“And please make use of the refrigerator or freezer if you care to bring anything in. Should you bring fish home from the lake, please allow me to help you store them in a more appropriate place.”
Henrie gestured to the second floor landing. “There is a notebook available for you at the desk, and,” he paused while walking toward the library, “in here you will find books, games, of course this large-screen television with a library of movies. These areas, and the all-season porch, through that doorway, are available to you at any hour of the day or night.”
Boone had followed them on the short tour. “Well, dang! This here is a right fine place, Henrie. No wonders folks likes to stay here.”
“Thank you, Boone. Now, Mr. Jones, I will take your luggage upstairs. You may join me in the elevator or take the stairs to the second floor.”
“I’ll take the stairs, Henrie.” Blaine walked off, hands in his pockets, leaving Henrie and Boone to deal with the five bags.
Henrie picked up two bags and Boone took three, holding the handles of two in one hand. He followed Henrie to the elevator. Henrie nodded his thanks.
Blaine waited for them as they got off the elevator. “Your guests must watch a lot of television. Is the one on the landing here used often?”
“Yes, depending on the number of guests. On occasion more than one large group gathers to watch a sporting event or movie. Each guest room has a television as well, for your private viewing pleasure.”
Henrie led Blaine to the guest room overlooking the lake, Boone trailing behind. Blaine went immediately to the French doors and looked out. “It’s probably a bit nippy for using the patio, but the view is outstanding, Henrie.”
“I am so glad you like it. Now, please take your time getting settled. I will be downstairs awaiting that call.”
“Thank you, Henrie, and you too, Boone. I hope to see you again.” Blaine held his hand out to Boone.
“You have a good time a’fishin’, Blaine. I hope you enjoy our little town.”
Henrie and Boone left the room, closing the door as they went. Blaine went again to the patio door, taking in the snow-covered beach and the white capped lake. As he turned to unpack, he noticed the two cats. Somehow they had gotten into the room and they now sat on the bed, looking at him with unblinking eyes.
“Well, um, hello there, cats. Kitties. One of you is Kali and the other Ko, right?”
The two big girls didn’t move or blink.
“Kitties want a treat?” asked Blaine, clearly nervous. He glanced around the room and saw a packet of nuts. Moving slowly, keeping his back to the wall and his eyes on the cats, he got to the packet, opened it and tossed a few nuts on the bed.
The two big girls, whose eyes had followed Blaine to the packet of nuts, remained still, not even looking at the nuts now scattered on the bed.

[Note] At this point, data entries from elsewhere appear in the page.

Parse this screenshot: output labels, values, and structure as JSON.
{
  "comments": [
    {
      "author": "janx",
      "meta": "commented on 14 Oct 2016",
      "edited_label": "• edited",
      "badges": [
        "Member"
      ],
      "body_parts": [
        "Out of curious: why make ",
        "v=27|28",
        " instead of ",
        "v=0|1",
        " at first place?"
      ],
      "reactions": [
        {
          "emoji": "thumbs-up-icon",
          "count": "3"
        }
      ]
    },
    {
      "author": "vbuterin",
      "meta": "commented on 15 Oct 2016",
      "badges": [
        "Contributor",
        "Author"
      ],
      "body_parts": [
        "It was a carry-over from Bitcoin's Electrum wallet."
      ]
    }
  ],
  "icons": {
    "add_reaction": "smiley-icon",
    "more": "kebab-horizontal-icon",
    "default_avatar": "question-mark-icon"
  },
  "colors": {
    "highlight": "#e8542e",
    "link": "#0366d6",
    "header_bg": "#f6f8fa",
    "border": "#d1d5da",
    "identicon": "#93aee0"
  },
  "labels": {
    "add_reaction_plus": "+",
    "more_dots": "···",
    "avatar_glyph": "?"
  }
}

Unnerved, Blaine said, “Shoo!”
The two girls remained still.
A little louder, he said again, “Shoo!”
And then again, even louder, punctuating the word with hands waving in the air, he nearly shouted, “Shoo!”
Kali and Ko, disgusted, stared for a few seconds more. They slowly rose, jumped off the bed, and tails twitching and hindquarters waving side to side, they walked out of the room through a cat door he had not noticed. He saw a lock on his side of the door, however, and he quickly snapped it shut.
He looked around the room once more, silently approved his surroundings, and took his time unpacking his bags. The room contained a long, low dresser with six drawers, a taller dresser with six more drawers, and a locking armoire with room for hanging clothes and additional drawers. Even with five bags of clothing and personal articles, there was plenty of space for him to unpack everything.
When finished, he put his now empty bags under the bed and out of sight, took a final look around, and left to explore the Inn on his own, checking once again that the cat door was secure.